Ana Revenga, senior director for poverty and equity at the World Bank

I have been working in development for 25 years but am a newcomer to behavioural insights. However, I am very excited about the potential it offers to improve development policy.

It is clear that bringing behavioural insights into the design of projects can make them more effective. I and my team at the World Bank routinely work in settings where resources are scarce and where there is widespread poverty. It is very exciting that small, and relatively cheap, changes can make programmes work better. This means there is an opportunity to reshape development policy to make it more effective.

At a deeper level, we can also use behavioural insights and insights on decision-making to better understand the big development problems that we are working on. The stresses of poverty affect decision making and affect cognitive capacity and bringing this into our work we did this recently in Latin America and trying to understanding how the poor are less able to make good decisions will change how we understand the problem and how we tackle it. It’s very exciting to think that we can improve our interventions in that way.

Jang Ping Thia, Singapore Ministry of Finance and Civil Service College

I have two jobs. At the ministry I try my best to help the minister spend public money wisely, and at the Civil Service College I teach economics and the use of randomised controlled trials and behavioural economics. In this role I try and bring about greater appreciation for these tools in wider policymaking.

In Singapore we always have a very rational way of making decisions, especially in areas of economic policy. But in the past five years there has been an increasing appreciation for how difficult it is to meet your objectives and take into account behavioural issues. And so the work of the UK’s Behavioural Insights Team has been very helpful to us. They have given us a language, case studies to leverage and have inspired us to follow in their footsteps.

We have taken a more eclectic approach to behavioural insights.
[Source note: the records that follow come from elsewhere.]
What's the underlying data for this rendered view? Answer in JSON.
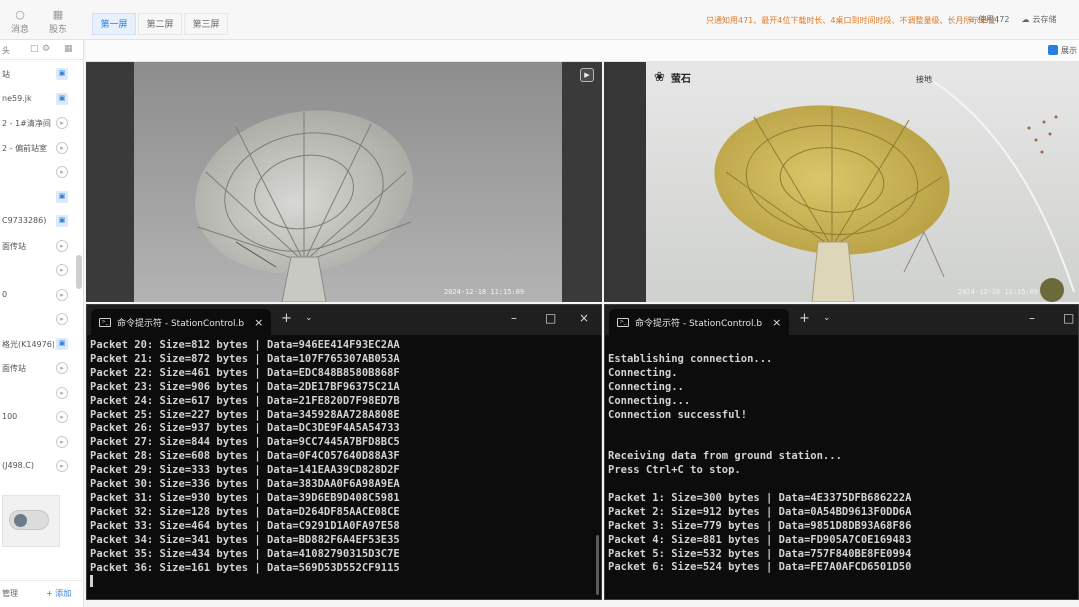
{
  "topbar": {
    "nav": [
      {
        "label": "消息",
        "icon": "chat-icon"
      },
      {
        "label": "股东",
        "icon": "grid-icon"
      }
    ],
    "tabs": [
      {
        "label": "第一屏",
        "active": true
      },
      {
        "label": "第二屏",
        "active": false
      },
      {
        "label": "第三屏",
        "active": false
      }
    ],
    "notice": "只通知用471、最开4位下载时长、4桌口到时间时段、不调整量级、长月所示单位！",
    "right": [
      {
        "label": "使用472",
        "icon": "crown-icon"
      },
      {
        "label": "云存储",
        "icon": "cloud-icon"
      }
    ]
  },
  "subbar": {
    "checkbox_label": "展示"
  },
  "sidebar": {
    "header": "头",
    "items": [
      {
        "label": "站",
        "status": "on"
      },
      {
        "label": "ne59.jk",
        "status": "on"
      },
      {
        "label": "2 - 1#清净间",
        "status": "off"
      },
      {
        "label": "2 - 偏前站室",
        "status": "off"
      },
      {
        "label": "",
        "status": "off"
      },
      {
        "label": "",
        "status": "on"
      },
      {
        "label": "C9733286)",
        "status": "on"
      },
      {
        "label": "面传站",
        "status": "off"
      },
      {
        "label": "",
        "status": "off"
      },
      {
        "label": "0",
        "status": "off"
      },
      {
        "label": "",
        "status": "off"
      },
      {
        "label": "格光(K14976)",
        "status": "on"
      },
      {
        "label": "面传站",
        "status": "off"
      },
      {
        "label": "",
        "status": "off"
      },
      {
        "label": "100",
        "status": "off"
      },
      {
        "label": "",
        "status": "off"
      },
      {
        "label": "(J498.C)",
        "status": "off"
      }
    ],
    "manage_label": "管理",
    "add_label": "+ 添加"
  },
  "videos": [
    {
      "timestamp": "2024-12-18 11:15:09",
      "brand": "",
      "label": ""
    },
    {
      "timestamp": "2024-12-18 11:15:09",
      "brand": "萤石",
      "label": "接地"
    }
  ],
  "terminals": [
    {
      "title": "命令提示符 - StationControl.b",
      "lines": [
        "Packet 20: Size=812 bytes | Data=946EE414F93EC2AA",
        "Packet 21: Size=872 bytes | Data=107F765307AB053A",
        "Packet 22: Size=461 bytes | Data=EDC848B8580B868F",
        "Packet 23: Size=906 bytes | Data=2DE17BF96375C21A",
        "Packet 24: Size=617 bytes | Data=21FE820D7F98ED7B",
        "Packet 25: Size=227 bytes | Data=345928AA728A808E",
        "Packet 26: Size=937 bytes | Data=DC3DE9F4A5A54733",
        "Packet 27: Size=844 bytes | Data=9CC7445A7BFD8BC5",
        "Packet 28: Size=608 bytes | Data=0F4C057640D88A3F",
        "Packet 29: Size=333 bytes | Data=141EAA39CD828D2F",
        "Packet 30: Size=336 bytes | Data=383DAA0F6A98A9EA",
        "Packet 31: Size=930 bytes | Data=39D6EB9D408C5981",
        "Packet 32: Size=128 bytes | Data=D264DF85AACE08CE",
        "Packet 33: Size=464 bytes | Data=C9291D1A0FA97E58",
        "Packet 34: Size=341 bytes | Data=BD882F6A4EF53E35",
        "Packet 35: Size=434 bytes | Data=41082790315D3C7E",
        "Packet 36: Size=161 bytes | Data=569D53D552CF9115"
      ]
    },
    {
      "title": "命令提示符 - StationControl.b",
      "lines": [
        "",
        "Establishing connection...",
        "Connecting.",
        "Connecting..",
        "Connecting...",
        "Connection successful!",
        "",
        "",
        "Receiving data from ground station...",
        "Press Ctrl+C to stop.",
        "",
        "Packet 1: Size=300 bytes | Data=4E3375DFB686222A",
        "Packet 2: Size=912 bytes | Data=0A54BD9613F0DD6A",
        "Packet 3: Size=779 bytes | Data=9851D8DB93A68F86",
        "Packet 4: Size=881 bytes | Data=FD905A7C0E169483",
        "Packet 5: Size=532 bytes | Data=757F840BE8FE0994",
        "Packet 6: Size=524 bytes | Data=FE7A0AFCD6501D50"
      ]
    }
  ]
}
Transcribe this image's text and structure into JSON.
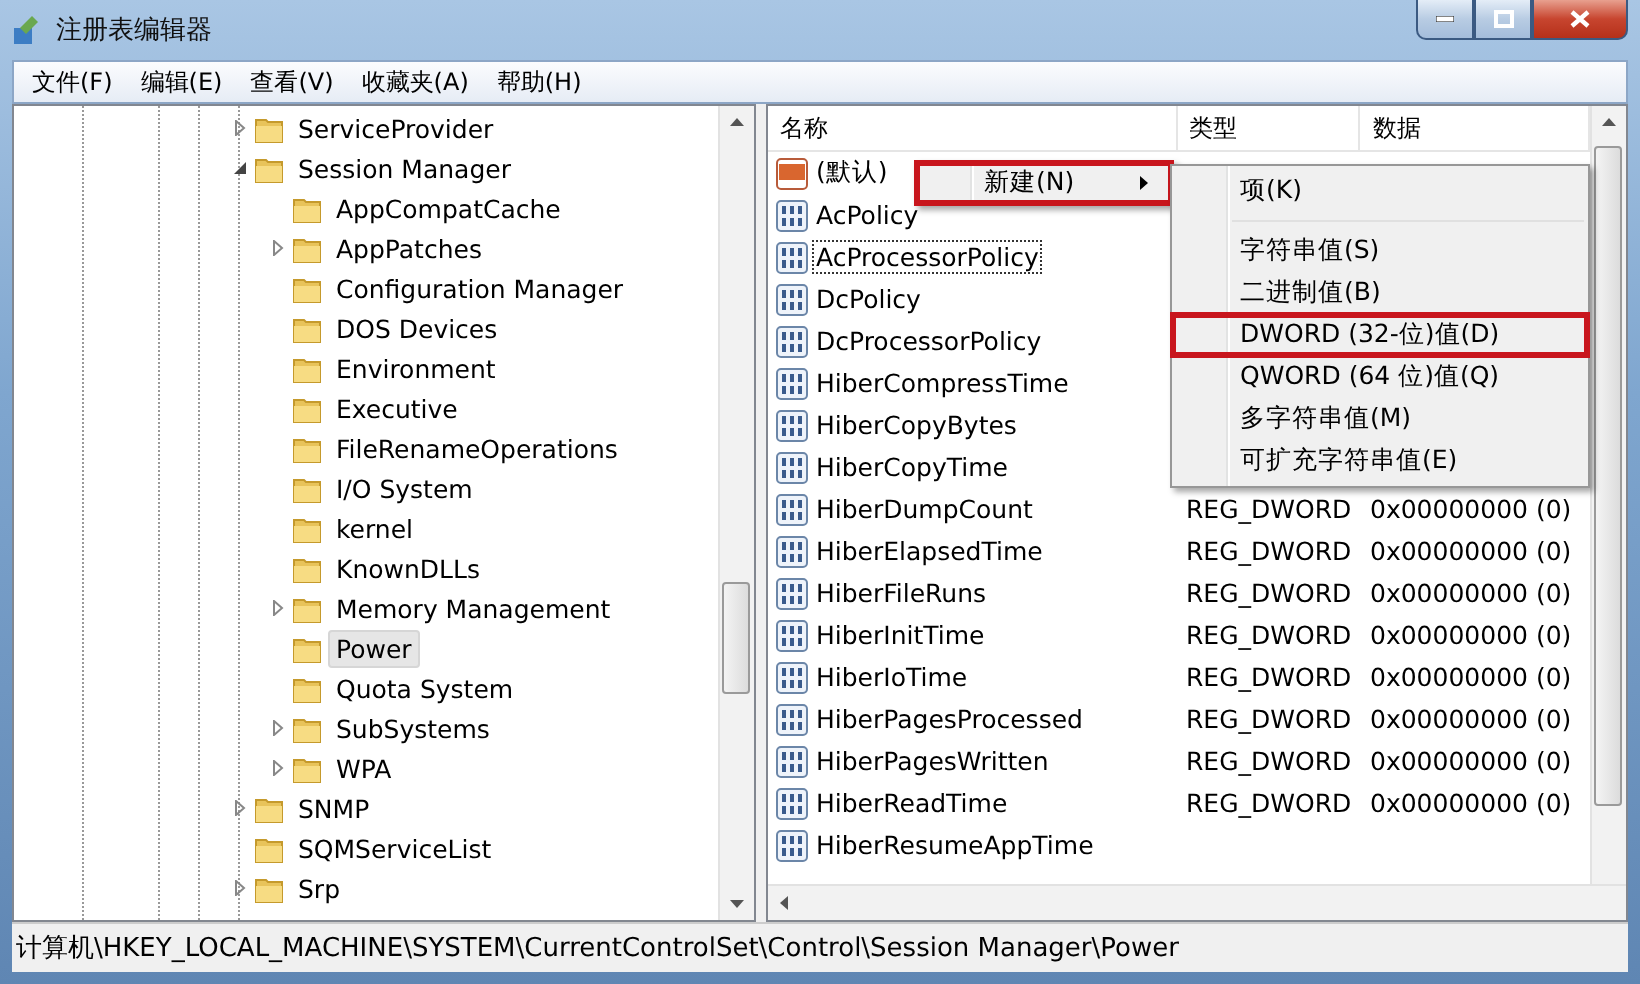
{
  "window": {
    "title": "注册表编辑器"
  },
  "menu": [
    "文件(F)",
    "编辑(E)",
    "查看(V)",
    "收藏夹(A)",
    "帮助(H)"
  ],
  "tree": [
    {
      "label": "ServiceProvider",
      "expanded": false,
      "selected": false
    },
    {
      "label": "Session Manager",
      "expanded": true,
      "selected": false,
      "children": [
        {
          "label": "AppCompatCache",
          "selected": false
        },
        {
          "label": "AppPatches",
          "expanded": false,
          "selected": false
        },
        {
          "label": "Configuration Manager",
          "selected": false
        },
        {
          "label": "DOS Devices",
          "selected": false
        },
        {
          "label": "Environment",
          "selected": false
        },
        {
          "label": "Executive",
          "selected": false
        },
        {
          "label": "FileRenameOperations",
          "selected": false
        },
        {
          "label": "I/O System",
          "selected": false
        },
        {
          "label": "kernel",
          "selected": false
        },
        {
          "label": "KnownDLLs",
          "selected": false
        },
        {
          "label": "Memory Management",
          "expanded": false,
          "selected": false
        },
        {
          "label": "Power",
          "selected": true
        },
        {
          "label": "Quota System",
          "selected": false
        },
        {
          "label": "SubSystems",
          "expanded": false,
          "selected": false
        },
        {
          "label": "WPA",
          "expanded": false,
          "selected": false
        }
      ]
    },
    {
      "label": "SNMP",
      "expanded": false,
      "selected": false
    },
    {
      "label": "SQMServiceList",
      "selected": false
    },
    {
      "label": "Srp",
      "expanded": false,
      "selected": false
    }
  ],
  "table": {
    "columns": [
      "名称",
      "类型",
      "数据"
    ],
    "rows": [
      {
        "kind": "string",
        "name": "(默认)",
        "focused": false
      },
      {
        "kind": "dword",
        "name": "AcPolicy",
        "focused": false
      },
      {
        "kind": "dword",
        "name": "AcProcessorPolicy",
        "focused": true
      },
      {
        "kind": "dword",
        "name": "DcPolicy",
        "focused": false
      },
      {
        "kind": "dword",
        "name": "DcProcessorPolicy",
        "focused": false
      },
      {
        "kind": "dword",
        "name": "HiberCompressTime",
        "focused": false
      },
      {
        "kind": "dword",
        "name": "HiberCopyBytes",
        "focused": false
      },
      {
        "kind": "dword",
        "name": "HiberCopyTime",
        "focused": false
      },
      {
        "kind": "dword",
        "name": "HiberDumpCount",
        "type": "REG_DWORD",
        "data": "0x00000000 (0)",
        "focused": false
      },
      {
        "kind": "dword",
        "name": "HiberElapsedTime",
        "type": "REG_DWORD",
        "data": "0x00000000 (0)",
        "focused": false
      },
      {
        "kind": "dword",
        "name": "HiberFileRuns",
        "type": "REG_DWORD",
        "data": "0x00000000 (0)",
        "focused": false
      },
      {
        "kind": "dword",
        "name": "HiberInitTime",
        "type": "REG_DWORD",
        "data": "0x00000000 (0)",
        "focused": false
      },
      {
        "kind": "dword",
        "name": "HiberIoTime",
        "type": "REG_DWORD",
        "data": "0x00000000 (0)",
        "focused": false
      },
      {
        "kind": "dword",
        "name": "HiberPagesProcessed",
        "type": "REG_DWORD",
        "data": "0x00000000 (0)",
        "focused": false
      },
      {
        "kind": "dword",
        "name": "HiberPagesWritten",
        "type": "REG_DWORD",
        "data": "0x00000000 (0)",
        "focused": false
      },
      {
        "kind": "dword",
        "name": "HiberReadTime",
        "type": "REG_DWORD",
        "data": "0x00000000 (0)",
        "focused": false
      },
      {
        "kind": "dword",
        "name": "HiberResumeAppTime",
        "focused": false
      }
    ]
  },
  "context_menu": {
    "items": [
      {
        "label": "新建(N)",
        "highlighted": true,
        "submenu": true
      }
    ]
  },
  "submenu": {
    "items": [
      {
        "kind": "item",
        "label": "项(K)",
        "highlighted": false
      },
      {
        "kind": "separator"
      },
      {
        "kind": "item",
        "label": "字符串值(S)",
        "highlighted": false
      },
      {
        "kind": "item",
        "label": "二进制值(B)",
        "highlighted": false
      },
      {
        "kind": "item",
        "label": "DWORD (32-位)值(D)",
        "highlighted": true
      },
      {
        "kind": "item",
        "label": "QWORD (64 位)值(Q)",
        "highlighted": false
      },
      {
        "kind": "item",
        "label": "多字符串值(M)",
        "highlighted": false
      },
      {
        "kind": "item",
        "label": "可扩充字符串值(E)",
        "highlighted": false
      }
    ]
  },
  "status_bar": "计算机\\HKEY_LOCAL_MACHINE\\SYSTEM\\CurrentControlSet\\Control\\Session Manager\\Power"
}
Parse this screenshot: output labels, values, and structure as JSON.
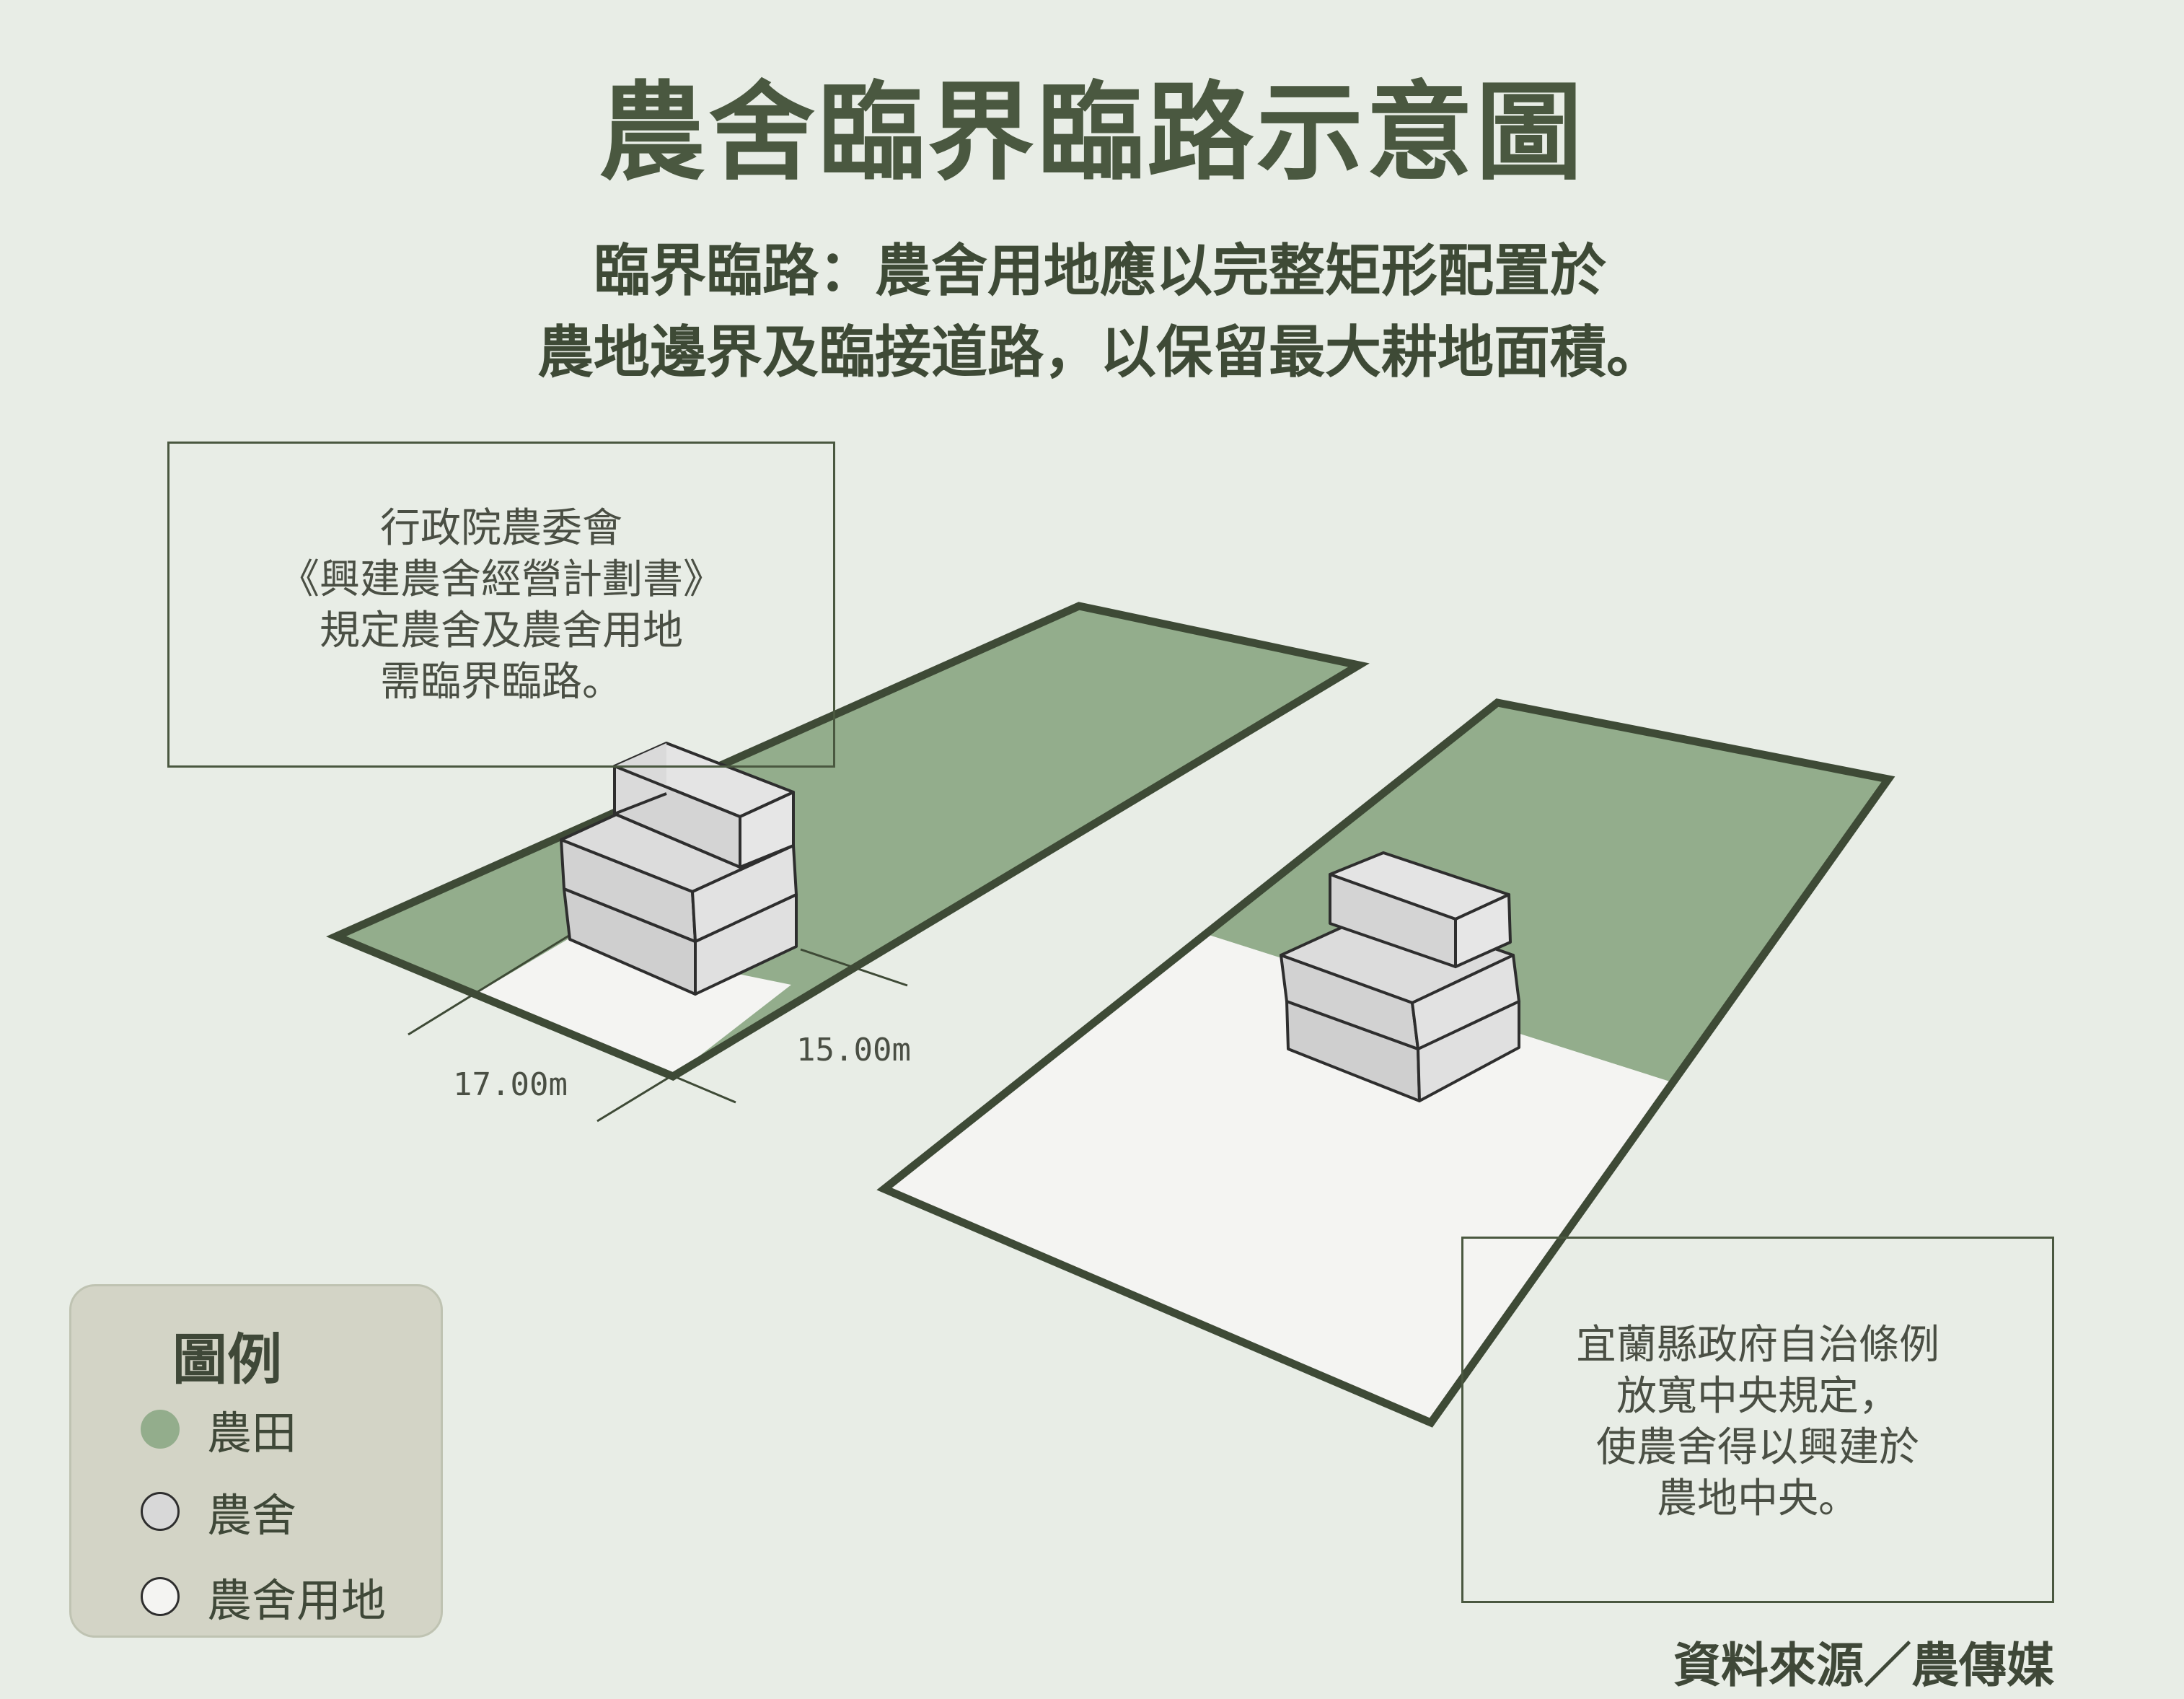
{
  "title": "農舍臨界臨路示意圖",
  "subtitle": {
    "line1": "臨界臨路：農舍用地應以完整矩形配置於",
    "line2": "農地邊界及臨接道路，以保留最大耕地面積。"
  },
  "left_note": {
    "lines": [
      "行政院農委會",
      "《興建農舍經營計劃書》",
      "規定農舍及農舍用地",
      "需臨界臨路。"
    ]
  },
  "right_note": {
    "lines": [
      "宜蘭縣政府自治條例",
      "放寬中央規定，",
      "使農舍得以興建於",
      "農地中央。"
    ]
  },
  "dimensions": {
    "width_label": "17.00m",
    "depth_label": "15.00m"
  },
  "legend": {
    "title": "圖例",
    "items": [
      {
        "label": "農田",
        "color": "#93ad8c"
      },
      {
        "label": "農舍",
        "color": "#d8d8d8"
      },
      {
        "label": "農舍用地",
        "color": "#f4f4f2"
      }
    ]
  },
  "source": "資料來源／農傳媒",
  "colors": {
    "background": "#e8ede6",
    "farmland": "#93ad8c",
    "house": "#d8d8d8",
    "house_site": "#f4f4f2",
    "border": "#3e4a36"
  }
}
Not only are we using new data but we have also taken design-thinking into the process: how do you design a letter better; how do you design a zebra crossing better, how do you design a train station better and so on. So it is not necessarily the case that Singapore is going very heavily towards just behavioural insights or randomised controlled trials, but more about the integration of three of four domains that we think can produce the best outcomes.

This reflects our starting point of putting the citizen at the centre of policymaking. It doesn”t really matter what tools you use, as long as you put citizens at the centre and you get the right outcomes.